[App and web page records]
┌──

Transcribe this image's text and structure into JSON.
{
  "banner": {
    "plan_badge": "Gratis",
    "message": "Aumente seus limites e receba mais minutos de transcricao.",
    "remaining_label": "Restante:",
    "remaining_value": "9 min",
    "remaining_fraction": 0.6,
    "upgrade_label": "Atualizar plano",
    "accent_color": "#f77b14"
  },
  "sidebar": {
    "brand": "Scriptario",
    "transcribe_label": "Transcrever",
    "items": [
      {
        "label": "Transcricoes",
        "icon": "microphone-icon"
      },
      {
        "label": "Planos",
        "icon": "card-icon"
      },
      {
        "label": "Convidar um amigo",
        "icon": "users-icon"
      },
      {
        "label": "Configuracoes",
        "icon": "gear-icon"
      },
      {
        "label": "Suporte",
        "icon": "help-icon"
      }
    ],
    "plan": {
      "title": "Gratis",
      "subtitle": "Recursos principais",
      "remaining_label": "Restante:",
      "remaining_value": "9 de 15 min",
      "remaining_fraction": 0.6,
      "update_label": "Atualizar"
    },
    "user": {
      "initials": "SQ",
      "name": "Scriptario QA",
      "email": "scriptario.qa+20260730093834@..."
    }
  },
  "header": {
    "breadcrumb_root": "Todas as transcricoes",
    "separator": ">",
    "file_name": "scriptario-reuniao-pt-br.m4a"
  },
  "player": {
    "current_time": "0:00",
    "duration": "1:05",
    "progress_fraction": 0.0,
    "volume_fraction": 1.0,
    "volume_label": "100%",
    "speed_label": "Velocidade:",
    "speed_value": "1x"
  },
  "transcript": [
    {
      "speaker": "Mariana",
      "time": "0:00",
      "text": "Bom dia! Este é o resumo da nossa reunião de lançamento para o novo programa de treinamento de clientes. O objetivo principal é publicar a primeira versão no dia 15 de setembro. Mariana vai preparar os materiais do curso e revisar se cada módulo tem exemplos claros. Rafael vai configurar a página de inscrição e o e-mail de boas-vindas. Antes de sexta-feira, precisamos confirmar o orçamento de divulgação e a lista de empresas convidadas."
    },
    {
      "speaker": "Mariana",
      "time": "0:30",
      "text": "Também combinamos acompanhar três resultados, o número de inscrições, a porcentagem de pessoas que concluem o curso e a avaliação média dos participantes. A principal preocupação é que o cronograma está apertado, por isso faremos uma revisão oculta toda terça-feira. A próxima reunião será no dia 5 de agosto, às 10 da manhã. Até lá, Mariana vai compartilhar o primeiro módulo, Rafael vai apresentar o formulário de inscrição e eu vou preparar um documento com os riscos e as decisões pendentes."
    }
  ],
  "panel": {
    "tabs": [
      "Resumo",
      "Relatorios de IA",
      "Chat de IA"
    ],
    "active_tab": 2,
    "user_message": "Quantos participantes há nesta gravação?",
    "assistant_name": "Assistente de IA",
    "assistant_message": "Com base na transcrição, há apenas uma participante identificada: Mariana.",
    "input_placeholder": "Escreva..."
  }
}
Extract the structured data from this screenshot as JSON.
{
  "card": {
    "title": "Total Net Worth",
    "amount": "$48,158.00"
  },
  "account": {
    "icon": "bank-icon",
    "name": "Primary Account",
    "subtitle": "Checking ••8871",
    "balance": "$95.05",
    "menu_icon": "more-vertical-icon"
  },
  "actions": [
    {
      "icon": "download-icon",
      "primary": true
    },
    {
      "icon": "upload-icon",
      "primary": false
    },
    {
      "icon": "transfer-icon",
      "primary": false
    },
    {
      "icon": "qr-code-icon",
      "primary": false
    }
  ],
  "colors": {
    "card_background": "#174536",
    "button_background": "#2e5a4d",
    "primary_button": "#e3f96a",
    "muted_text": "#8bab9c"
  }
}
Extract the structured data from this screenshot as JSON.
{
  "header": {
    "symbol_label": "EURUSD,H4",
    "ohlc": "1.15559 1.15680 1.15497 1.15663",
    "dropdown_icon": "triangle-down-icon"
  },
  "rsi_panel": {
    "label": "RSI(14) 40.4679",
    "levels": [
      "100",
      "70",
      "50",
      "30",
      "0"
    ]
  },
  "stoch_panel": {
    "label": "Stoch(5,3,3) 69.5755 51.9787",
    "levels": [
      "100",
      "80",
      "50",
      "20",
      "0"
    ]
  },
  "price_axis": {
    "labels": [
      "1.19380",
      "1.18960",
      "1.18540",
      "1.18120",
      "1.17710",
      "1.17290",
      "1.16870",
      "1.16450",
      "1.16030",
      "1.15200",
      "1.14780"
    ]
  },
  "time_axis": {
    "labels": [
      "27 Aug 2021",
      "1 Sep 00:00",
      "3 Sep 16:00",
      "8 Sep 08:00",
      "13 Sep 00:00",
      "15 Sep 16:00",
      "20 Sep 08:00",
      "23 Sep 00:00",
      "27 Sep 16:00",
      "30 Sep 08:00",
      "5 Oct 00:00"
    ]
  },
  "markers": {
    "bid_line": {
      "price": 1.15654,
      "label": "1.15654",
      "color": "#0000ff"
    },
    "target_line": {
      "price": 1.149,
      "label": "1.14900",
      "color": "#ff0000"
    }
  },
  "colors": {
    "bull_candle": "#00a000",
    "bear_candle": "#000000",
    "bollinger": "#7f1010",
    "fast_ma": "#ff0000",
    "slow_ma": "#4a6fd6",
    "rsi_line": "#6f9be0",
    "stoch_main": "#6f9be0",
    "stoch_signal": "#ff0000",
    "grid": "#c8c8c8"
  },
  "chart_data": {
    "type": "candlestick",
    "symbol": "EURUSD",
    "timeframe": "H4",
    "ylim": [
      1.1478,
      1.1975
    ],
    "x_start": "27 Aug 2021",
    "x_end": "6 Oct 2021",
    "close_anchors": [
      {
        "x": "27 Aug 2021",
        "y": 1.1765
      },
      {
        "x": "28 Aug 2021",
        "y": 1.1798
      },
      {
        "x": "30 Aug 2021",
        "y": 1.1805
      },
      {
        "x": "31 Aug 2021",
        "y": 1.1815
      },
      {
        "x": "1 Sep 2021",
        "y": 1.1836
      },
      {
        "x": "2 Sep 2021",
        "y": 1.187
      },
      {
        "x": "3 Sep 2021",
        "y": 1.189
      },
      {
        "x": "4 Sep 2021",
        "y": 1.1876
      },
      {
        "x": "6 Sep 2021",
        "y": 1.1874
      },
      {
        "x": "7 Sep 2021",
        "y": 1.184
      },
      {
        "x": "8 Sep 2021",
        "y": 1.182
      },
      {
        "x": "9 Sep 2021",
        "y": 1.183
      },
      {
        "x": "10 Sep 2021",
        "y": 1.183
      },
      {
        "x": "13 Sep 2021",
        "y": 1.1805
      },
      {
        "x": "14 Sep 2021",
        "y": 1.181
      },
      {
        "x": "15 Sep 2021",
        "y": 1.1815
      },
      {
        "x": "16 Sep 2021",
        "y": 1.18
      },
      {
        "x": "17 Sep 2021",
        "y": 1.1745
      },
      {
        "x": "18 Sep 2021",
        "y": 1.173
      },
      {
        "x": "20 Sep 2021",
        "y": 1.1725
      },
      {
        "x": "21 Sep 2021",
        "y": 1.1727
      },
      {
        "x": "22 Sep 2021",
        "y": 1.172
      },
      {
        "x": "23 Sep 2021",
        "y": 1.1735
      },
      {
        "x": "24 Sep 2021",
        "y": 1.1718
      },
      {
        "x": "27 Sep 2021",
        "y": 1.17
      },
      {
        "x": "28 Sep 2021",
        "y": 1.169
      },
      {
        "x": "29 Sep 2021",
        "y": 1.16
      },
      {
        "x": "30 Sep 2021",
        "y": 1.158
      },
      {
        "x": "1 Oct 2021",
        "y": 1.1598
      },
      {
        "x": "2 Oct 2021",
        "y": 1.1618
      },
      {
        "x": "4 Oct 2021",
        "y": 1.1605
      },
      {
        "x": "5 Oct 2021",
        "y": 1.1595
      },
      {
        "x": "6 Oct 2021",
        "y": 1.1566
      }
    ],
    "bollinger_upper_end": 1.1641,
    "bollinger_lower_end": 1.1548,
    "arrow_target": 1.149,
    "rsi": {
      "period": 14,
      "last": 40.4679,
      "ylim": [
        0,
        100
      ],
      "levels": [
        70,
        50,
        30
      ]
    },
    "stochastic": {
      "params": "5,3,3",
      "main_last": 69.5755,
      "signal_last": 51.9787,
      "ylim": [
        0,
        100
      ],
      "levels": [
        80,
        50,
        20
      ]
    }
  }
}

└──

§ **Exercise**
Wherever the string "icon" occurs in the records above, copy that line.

§ **Reply to the task**
        "icon": "microphone-icon"
        "icon": "card-icon"
        "icon": "users-icon"
        "icon": "gear-icon"
        "icon": "help-icon"
    "icon": "bank-icon",
    "menu_icon": "more-vertical-icon"
      "icon": "download-icon",
      "icon": "upload-icon",
      "icon": "transfer-icon",
      "icon": "qr-code-icon",
    "dropdown_icon": "triangle-down-icon"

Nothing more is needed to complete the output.